This Man Restored 240 Million Trees in West Africa — and They Could Help Fight Hunger
Some people plant trees in their backyards, while others pitch in to bring new trees to parks. Tony Rinaudo, on the other hand, has spearheaded the growth of 240 million trees across dozens of countries, according to the Guardian.
The “Forest Maker,” as he calls himself in a memoir, first arrived in Niger from Australia 30 years ago and tried to restore the ravaged landscape by planting as many trees as humanly possible.
After two years, he made little progress and began to reassess his purpose. That’s when he realized that rather than trying to cultivate sky-scraping trees, he could work with the harsh terrain to develop trees that thrived underground by regularly pruning branches and protecting the trunks when fields are plowed.
“In that moment, everything changed,” he told the Guardian. “We didn’t need to plant trees, it wasn’t a question of having a multi-million dollar budget and years to do it, everything you needed was in the ground.”

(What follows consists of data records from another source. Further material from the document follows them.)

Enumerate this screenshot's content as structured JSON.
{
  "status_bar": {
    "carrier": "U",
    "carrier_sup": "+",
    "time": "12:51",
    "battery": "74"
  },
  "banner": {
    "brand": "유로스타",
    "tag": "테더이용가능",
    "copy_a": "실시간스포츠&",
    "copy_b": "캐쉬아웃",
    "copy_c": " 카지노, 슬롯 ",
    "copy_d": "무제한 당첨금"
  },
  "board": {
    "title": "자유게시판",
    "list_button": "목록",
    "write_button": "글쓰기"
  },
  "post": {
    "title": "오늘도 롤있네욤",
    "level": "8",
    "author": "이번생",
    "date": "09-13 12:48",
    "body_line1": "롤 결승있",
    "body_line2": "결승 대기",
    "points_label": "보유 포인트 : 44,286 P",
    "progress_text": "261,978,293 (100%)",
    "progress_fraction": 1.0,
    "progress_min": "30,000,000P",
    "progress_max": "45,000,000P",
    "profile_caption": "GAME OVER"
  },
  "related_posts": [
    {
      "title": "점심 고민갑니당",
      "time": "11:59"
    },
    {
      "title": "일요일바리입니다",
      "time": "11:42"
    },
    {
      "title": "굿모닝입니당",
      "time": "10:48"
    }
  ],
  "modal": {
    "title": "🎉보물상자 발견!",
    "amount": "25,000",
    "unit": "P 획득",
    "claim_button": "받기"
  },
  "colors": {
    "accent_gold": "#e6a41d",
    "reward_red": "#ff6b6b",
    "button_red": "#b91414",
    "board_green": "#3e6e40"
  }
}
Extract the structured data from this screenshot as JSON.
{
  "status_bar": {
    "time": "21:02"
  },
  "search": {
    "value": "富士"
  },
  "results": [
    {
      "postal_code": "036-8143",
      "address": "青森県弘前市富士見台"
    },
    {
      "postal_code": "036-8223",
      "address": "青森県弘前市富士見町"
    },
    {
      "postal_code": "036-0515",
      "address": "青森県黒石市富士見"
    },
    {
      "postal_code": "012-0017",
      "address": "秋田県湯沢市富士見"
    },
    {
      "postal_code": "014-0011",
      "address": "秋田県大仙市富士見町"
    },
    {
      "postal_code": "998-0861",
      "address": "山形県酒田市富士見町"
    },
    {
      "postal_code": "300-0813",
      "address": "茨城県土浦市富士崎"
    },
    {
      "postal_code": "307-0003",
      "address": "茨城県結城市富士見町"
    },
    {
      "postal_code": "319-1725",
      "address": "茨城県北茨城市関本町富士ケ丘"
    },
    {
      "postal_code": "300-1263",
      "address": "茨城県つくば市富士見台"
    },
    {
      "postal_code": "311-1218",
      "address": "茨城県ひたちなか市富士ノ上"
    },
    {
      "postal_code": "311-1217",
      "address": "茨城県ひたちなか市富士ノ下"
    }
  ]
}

“Nature would heal itself, you just needed to stop hammering it,” he added.
Rinaudo’s method is known as farmer-managed natural regeneration and it allows forests to thrive in otherwise harsh conditions. And as trees flourish, surrounding communities get a major boost in food security, water quality, and resilience in the face of storms.
As of 2013, Nigeria was growing enough food to feed an additional 2.5 million people with the help of Rinaudo’s metod, according to World Vision.
In Niger, where Rinaudo got his start, farmers saw their yields explode once the underground network of trees took hold.
Last year, he traveled to western Afghanistan to help farmers stricken by drought restore mountain landscapes. Food insecurity in Afghanistan affects a third of the population.
Now he’s taking his vision global by campaigning at the United Nations for improved forest management around the world, the Guardian reports.
Globally, 18.7 million acres of forests are destroyed every year, which is like losing 27 soccer fields worth of trees every minute, according to the World Wildlife Fund.
As trees disappear from an area, biodiversity vanishes, droughts become more common, and landscapes become more vulnerable to storms, floods, and landslides. Deforestation is also a major driver of climate change, accounting for 15% of annual greenhouse gas emissions as carbon stored in trees get released.
The primary drivers of deforestation are clearing land for cattle, agriculture, and development, WWF notes. Forest fires and pests are also growing threats to trees as temperatures increase around the world.
Rinaudo believes that his method of forest regeneration can help in the fight against climate change, while also bolstering food security and water resilience.
“We can do this very cheaply, we can do this very quickly, and we can do this at scale,” he told the Guardian.
SOURCE: Global Citizen